This is the case of the Mirror Pavilion located in the Vieux Port of Marseille. A creation from the Foster + Partners studio, that is, from the mind of Norman Foster, one of the most prestigious architects of our time with works as varied as the Shanghai Bank in Hong Kong or the Millennium Bridge in London.
Marseille Mirror Pavilion
A performance framed within the expansion and revitalization of the Vieux Port of Marseilles, a space considered World Heritage Site by UNESCO and that in 2013 it was remodeled in depth to become a great citizen space, pedestrianizing and eliminating a large part of the port's own constructions that were here. An intervention in which the landscape artist Michel Desvigne. participated

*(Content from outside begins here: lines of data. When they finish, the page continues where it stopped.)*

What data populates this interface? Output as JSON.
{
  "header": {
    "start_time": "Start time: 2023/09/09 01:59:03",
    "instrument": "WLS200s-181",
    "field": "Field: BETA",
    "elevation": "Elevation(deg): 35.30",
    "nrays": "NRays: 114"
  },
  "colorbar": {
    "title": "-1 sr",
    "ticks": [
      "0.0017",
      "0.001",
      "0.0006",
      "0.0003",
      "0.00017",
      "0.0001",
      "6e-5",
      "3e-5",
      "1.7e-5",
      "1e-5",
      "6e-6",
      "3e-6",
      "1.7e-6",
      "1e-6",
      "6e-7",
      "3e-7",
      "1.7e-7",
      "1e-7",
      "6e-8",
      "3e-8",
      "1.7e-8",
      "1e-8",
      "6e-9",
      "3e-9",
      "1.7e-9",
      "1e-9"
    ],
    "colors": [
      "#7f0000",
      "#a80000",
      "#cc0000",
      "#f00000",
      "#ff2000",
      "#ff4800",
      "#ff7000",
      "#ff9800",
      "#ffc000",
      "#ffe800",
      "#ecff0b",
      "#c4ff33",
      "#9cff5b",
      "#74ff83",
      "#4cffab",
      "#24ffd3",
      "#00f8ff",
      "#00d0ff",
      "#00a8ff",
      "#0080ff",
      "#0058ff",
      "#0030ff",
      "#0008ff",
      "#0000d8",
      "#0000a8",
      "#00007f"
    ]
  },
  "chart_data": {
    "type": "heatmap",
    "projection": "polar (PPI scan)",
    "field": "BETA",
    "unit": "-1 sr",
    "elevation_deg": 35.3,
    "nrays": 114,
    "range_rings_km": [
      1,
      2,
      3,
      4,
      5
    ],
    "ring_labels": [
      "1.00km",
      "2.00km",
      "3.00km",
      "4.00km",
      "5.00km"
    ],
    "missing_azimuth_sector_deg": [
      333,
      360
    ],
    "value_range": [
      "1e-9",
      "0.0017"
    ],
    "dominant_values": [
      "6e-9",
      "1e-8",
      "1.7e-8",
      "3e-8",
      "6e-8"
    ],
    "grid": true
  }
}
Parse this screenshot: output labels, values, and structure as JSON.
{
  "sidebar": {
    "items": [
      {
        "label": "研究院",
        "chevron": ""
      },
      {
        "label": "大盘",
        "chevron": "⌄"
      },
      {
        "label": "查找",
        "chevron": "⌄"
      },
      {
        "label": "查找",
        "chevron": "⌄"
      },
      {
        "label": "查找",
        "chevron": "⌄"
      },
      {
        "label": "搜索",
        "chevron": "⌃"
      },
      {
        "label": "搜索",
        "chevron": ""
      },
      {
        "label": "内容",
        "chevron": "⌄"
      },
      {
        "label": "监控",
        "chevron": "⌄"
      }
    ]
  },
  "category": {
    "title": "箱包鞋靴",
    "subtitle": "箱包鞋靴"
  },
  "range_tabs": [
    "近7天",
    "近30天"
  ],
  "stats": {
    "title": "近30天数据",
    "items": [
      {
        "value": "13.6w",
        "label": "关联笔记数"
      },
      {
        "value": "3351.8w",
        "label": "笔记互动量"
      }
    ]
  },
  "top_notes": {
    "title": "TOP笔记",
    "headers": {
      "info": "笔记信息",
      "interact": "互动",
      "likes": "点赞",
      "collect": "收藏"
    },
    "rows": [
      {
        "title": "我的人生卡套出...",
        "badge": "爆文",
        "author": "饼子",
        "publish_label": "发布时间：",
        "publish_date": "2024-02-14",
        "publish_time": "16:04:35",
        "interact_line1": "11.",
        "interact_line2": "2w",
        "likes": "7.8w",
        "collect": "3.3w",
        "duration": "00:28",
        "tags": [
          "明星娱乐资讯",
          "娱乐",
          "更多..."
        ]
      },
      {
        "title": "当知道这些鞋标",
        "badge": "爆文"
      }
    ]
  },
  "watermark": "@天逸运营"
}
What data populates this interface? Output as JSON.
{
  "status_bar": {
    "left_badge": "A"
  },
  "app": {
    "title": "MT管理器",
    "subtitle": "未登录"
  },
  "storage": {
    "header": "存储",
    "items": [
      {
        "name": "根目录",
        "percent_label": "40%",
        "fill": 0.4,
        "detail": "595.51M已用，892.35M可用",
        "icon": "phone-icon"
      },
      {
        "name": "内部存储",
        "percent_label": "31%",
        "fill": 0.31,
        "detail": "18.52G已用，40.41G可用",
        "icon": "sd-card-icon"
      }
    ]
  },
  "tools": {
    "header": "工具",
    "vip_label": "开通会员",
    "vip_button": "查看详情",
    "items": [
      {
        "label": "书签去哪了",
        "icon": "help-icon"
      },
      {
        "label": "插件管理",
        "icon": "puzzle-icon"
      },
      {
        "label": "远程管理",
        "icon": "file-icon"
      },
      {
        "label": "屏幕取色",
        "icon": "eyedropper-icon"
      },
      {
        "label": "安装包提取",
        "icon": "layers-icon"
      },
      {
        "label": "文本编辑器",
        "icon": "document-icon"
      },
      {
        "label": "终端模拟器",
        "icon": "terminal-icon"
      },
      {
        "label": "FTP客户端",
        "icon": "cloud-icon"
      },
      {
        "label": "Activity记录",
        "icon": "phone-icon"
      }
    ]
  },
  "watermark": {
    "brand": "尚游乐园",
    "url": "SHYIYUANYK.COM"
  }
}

It is in this context that the creation of this Mirror Pavilion is framed, which in the words of Foster himself is a very simple building, adapted to the climate to create shade and that at the same time can accommodate insideevents such as markets or various performances.
It is really a very simple structure, minimally invasive with the environment. The work consists of a high canopy with a surface area of 46 x 22 meters that rises from eight fine stainless steel pillars. The same material used in the cover sheet. But it is an extraordinarily polished steel, so that it becomes a mirror in which all passers-by are reflected, contemplating themselves from a zenithal point of view that is rarely visible to people. In a certain way it reminds us of the famous Chicago sculpture of The Cloud Gate, although in the case of the work of Marsella there is less play with the deformation as with the integration of people with other individuals and in the urban environment.
In this way it has become a real attraction in the city, since you have to go there to see yourself reflected. In other words, the viewer is integrated into the work of art, standing under it or looking at it from around him, to see how its reflection expands beyond its surface.
But it is not a structure that is only admirable when placed inside. It is also thought-provoking that such a simple structure, such as slender cylindrical pillars and a rectangular surface in height, can enhance both a historic space such as this one in the Old Port of Marseille, and at the same time be so inconspicuous from a distance, both from the streets that surround said port as by the sailors who arriveby boat to him.